Dataset rows for apps and sites:
────────

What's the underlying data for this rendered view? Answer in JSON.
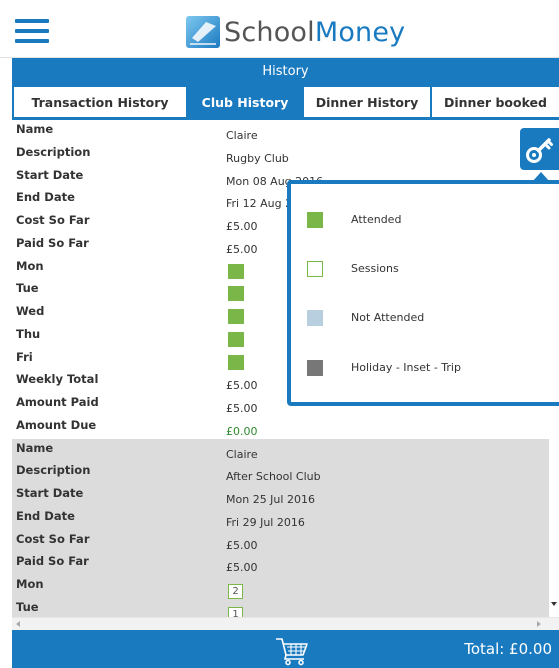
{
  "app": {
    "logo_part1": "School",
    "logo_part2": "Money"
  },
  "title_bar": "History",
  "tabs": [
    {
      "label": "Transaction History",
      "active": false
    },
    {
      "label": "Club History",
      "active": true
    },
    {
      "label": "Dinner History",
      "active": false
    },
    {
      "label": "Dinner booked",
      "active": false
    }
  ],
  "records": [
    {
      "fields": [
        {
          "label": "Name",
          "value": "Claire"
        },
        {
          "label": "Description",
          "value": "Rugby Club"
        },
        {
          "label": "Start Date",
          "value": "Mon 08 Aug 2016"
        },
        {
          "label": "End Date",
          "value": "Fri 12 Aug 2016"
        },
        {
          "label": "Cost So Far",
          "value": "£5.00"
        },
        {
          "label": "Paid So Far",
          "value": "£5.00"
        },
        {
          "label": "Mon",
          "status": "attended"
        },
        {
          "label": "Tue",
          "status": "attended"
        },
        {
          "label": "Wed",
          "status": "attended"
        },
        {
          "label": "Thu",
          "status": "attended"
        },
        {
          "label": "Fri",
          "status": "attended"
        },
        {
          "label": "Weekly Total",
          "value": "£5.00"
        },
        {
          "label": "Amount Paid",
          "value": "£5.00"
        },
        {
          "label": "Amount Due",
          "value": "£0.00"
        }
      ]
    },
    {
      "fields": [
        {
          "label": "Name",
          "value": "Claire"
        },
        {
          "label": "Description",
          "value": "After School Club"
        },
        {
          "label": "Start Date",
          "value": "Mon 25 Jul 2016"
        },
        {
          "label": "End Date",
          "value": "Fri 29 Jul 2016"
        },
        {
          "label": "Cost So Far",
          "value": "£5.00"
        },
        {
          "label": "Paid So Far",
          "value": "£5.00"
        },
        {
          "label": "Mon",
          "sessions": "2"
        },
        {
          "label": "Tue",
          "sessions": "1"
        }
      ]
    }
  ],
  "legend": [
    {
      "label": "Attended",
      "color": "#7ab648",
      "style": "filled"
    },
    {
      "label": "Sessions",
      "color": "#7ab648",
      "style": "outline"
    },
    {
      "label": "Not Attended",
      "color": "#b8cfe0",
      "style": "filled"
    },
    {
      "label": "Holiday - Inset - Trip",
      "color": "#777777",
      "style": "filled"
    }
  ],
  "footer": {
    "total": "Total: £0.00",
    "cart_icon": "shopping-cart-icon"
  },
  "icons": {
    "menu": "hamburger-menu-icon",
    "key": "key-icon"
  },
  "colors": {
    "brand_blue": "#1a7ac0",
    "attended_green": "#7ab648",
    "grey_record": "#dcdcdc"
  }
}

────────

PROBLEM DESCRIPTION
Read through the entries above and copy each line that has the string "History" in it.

ANSWER SPACE
  "title_bar": "History",
      "label": "Transaction History",
      "label": "Club History",
      "label": "Dinner History",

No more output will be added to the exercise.